Higgins delivers major Paris speech
France's president Francois Hollande (left) welcomes President Michael D. Higgins at the Elysee Palace in Paris, today. Photograph: Philippe Wojazer/Reuters
Europe cannot address its problems unless it stops thinking of these are purely economic challenges that call for technocratic responses, President Michael D Higgins has said.
In a wide-ranging lecture at the Sorbonne today, Mr Higgins called for a broader conception of European society as one bound not by economics but by culture, morality and history.
"Our existence, we must remind ourselves, is as social beings, not as commodified consumers without a history, incapable of envisioning an alternative future," he said.
The lecture, 'Defining Europe in the Year of the European Citizen', was given before an audience of more than 900 people on the first day of Mr Higgins's official visit to Paris.
Picking up one of his signature themes, Mr Higgins pointed to youth unemployment as the biggest problem facing Europe. But for intergenerational justice to be achieved, for example, the continent needed a new discourse based on the recognition that "our global problems, in an ever more interdependent world, are neither amenable to any type of previous tested and failed technocratic response, nor are our challenges merely economic. They are social, political and cultural."

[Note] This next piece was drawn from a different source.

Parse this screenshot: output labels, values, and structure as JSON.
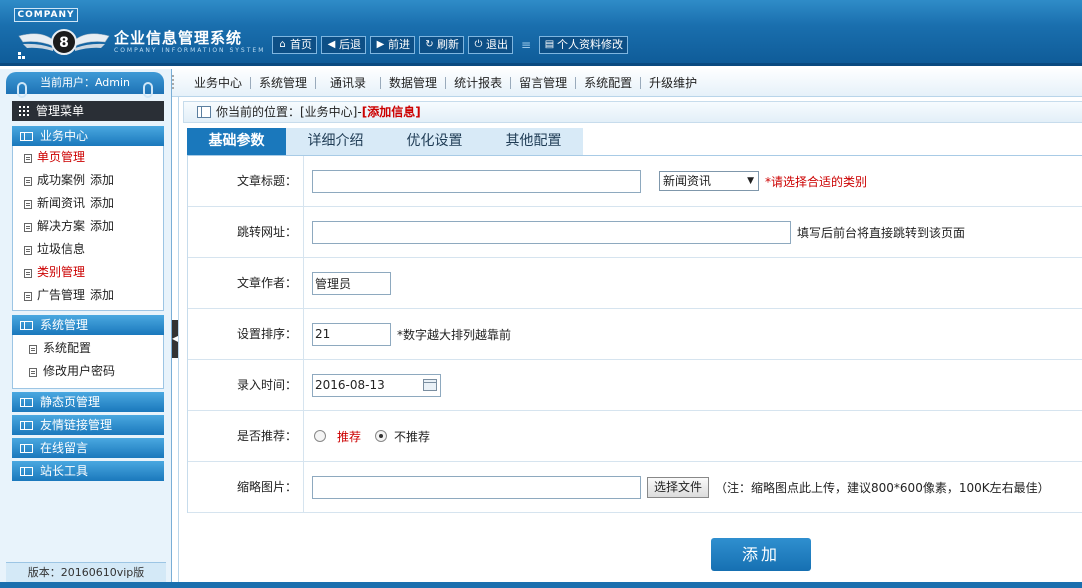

Mr Higgins held a 45-minute with French president François Hollande at the Élysée Palace and received military honours at the Arc de Triomphe, where he laid a wreath at the Tomb of the Unknown Soldier.
Speaking after his meeting at the Élysée, Mr Higgins praised his French counterpart for stressing "the need for a European Union that values cohesion and solidarity, as well as economic growth."
On a visit where Franco-Irish economic and cultural ties are in focus, this evening's agenda was dominated by Eileen Gray, the Irish designer and architect whose work will be celebrated with a major exhibition at the Centre Pompidou, opening later this week.
After viewing the retrospective with French culture minister Aurélie Filippetti, Mr Higgins said Gray belonged to a venerable tradition of European artists who found sanctuary in Paris. "She uncovered and manifested her genius gradually, emerging into it over time. Her spirit of independence, of difference and above all of integrity shines through the story of her life and her artistic journey," he said.
Ms Filippetti said Gray was "a great artist" whose work was ahead of its time. "When you look at the pieces she created, it was in the 1920s and 1930s, but they look like they were created yesterday," she said. "We owe her a lot."
Bringing together Gray's paintings, furniture and architecture, the exhibition traces the artist's life from her influences and early lacquerwork to models and plans for her masterpiece, the E1027 villa on the Côte d'Azur. "In France, she is, with Le Corbusier, the major reference point for modernism. She is an essential figure," said Cloé Pitiot, chief curator of the retrospective.
Mr Higgins's visit will continue today, when he is due to speak at the headquarters of Unesco, the UN's culture and education agency, and attend a business lunch at the Irish embassy.